**ACTIVITY**
Among the entries that follow, find the lines containing the string "data" and copy them.

**RECORD EXTRACTS**
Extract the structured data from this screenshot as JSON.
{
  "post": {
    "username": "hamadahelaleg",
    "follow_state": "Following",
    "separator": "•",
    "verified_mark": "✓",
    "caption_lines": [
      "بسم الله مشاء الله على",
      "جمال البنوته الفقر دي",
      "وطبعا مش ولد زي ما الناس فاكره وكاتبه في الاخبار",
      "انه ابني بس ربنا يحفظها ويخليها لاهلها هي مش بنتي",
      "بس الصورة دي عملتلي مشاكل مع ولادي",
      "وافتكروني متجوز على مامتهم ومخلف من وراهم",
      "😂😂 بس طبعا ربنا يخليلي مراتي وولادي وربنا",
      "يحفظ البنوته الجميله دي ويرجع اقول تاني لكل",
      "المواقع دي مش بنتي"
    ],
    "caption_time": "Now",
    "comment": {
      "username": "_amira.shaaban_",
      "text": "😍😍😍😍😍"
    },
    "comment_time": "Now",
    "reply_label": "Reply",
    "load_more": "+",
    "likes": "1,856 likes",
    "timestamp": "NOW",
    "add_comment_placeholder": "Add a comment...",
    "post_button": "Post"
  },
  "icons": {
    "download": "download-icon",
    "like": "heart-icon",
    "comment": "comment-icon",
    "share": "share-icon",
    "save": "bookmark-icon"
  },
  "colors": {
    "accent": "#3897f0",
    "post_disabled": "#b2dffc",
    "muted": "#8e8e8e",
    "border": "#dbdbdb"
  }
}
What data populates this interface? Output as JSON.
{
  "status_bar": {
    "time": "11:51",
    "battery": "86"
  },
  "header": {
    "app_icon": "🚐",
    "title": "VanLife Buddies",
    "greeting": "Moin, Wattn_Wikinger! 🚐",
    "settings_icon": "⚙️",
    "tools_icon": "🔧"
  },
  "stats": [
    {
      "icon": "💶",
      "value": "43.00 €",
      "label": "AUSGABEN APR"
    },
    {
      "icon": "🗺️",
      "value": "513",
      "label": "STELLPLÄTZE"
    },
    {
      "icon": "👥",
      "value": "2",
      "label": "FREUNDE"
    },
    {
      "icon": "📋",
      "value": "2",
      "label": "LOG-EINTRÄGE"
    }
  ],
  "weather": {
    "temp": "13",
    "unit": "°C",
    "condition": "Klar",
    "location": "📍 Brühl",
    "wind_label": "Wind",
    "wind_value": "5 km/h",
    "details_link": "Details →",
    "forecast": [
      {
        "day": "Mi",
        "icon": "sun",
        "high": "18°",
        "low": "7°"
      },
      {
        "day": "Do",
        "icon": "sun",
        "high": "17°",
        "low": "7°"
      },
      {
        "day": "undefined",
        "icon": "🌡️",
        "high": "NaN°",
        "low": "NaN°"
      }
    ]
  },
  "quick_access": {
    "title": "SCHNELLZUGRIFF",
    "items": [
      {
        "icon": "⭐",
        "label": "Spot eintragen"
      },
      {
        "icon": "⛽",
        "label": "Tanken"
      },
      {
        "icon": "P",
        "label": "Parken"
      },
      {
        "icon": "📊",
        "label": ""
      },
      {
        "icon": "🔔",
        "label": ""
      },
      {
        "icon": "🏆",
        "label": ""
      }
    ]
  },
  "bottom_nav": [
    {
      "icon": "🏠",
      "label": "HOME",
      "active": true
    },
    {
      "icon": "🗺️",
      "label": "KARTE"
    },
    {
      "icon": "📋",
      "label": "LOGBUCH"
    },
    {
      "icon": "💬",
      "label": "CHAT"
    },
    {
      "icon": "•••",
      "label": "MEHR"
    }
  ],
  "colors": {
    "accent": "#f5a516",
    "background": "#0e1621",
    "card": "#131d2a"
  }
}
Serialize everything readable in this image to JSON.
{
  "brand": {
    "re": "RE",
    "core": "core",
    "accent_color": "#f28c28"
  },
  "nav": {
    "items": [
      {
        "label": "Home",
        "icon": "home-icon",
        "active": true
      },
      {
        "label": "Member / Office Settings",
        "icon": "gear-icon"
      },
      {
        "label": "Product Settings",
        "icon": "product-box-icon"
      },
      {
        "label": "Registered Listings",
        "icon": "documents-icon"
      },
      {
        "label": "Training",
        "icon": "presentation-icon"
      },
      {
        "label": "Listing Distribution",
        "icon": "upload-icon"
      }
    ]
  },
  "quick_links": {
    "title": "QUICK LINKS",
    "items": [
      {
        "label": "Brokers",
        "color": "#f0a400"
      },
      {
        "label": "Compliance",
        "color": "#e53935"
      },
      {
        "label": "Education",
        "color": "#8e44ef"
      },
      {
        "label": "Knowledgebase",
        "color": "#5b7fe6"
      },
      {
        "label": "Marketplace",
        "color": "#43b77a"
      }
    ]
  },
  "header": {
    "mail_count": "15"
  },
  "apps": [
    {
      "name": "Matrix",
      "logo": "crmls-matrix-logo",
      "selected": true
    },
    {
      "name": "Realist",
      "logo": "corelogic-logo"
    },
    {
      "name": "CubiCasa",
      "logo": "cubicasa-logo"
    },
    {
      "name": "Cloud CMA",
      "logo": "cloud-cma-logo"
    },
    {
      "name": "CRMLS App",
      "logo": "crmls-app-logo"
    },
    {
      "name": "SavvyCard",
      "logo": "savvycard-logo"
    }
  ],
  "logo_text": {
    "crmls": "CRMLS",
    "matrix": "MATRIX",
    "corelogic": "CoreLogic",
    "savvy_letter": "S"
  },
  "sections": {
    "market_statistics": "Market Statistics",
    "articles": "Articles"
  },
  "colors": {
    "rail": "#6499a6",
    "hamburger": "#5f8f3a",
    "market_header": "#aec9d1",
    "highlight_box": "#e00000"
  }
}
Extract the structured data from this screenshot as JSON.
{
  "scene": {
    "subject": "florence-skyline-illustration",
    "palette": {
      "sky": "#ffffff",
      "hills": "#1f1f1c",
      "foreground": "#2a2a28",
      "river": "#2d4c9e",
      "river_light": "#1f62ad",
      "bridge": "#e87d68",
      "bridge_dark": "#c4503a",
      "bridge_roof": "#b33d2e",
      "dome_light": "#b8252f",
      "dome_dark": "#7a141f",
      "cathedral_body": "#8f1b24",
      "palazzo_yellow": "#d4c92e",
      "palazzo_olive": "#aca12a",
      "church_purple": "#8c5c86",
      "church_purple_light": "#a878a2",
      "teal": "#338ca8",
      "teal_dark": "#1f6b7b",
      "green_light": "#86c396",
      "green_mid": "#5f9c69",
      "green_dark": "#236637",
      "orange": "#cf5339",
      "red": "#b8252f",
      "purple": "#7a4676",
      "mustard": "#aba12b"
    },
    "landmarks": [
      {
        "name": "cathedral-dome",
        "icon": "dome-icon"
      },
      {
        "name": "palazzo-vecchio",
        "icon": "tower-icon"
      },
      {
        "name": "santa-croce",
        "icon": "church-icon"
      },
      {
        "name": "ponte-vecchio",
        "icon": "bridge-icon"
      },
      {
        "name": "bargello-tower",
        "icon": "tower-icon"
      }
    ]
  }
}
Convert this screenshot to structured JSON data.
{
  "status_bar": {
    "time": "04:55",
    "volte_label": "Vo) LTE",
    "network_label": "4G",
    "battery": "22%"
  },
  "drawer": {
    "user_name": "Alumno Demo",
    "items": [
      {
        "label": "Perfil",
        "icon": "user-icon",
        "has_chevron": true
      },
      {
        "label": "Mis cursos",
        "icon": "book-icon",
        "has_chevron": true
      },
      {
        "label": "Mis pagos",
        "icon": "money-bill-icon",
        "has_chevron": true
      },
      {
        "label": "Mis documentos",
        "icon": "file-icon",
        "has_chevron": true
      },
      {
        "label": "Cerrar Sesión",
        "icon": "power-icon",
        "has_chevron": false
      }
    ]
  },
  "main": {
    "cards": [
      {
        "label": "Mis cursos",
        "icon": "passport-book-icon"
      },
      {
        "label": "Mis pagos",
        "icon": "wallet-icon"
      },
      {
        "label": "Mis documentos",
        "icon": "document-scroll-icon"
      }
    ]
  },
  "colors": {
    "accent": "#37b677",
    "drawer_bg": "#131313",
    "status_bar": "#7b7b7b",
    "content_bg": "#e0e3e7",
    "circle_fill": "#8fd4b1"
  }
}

**EXPECTED OUTPUT**
Extract the structured data from this screenshot as JSON.
What data populates this interface? Output as JSON.
Extract the structured data from this screenshot as JSON.
Convert this screenshot to structured JSON data.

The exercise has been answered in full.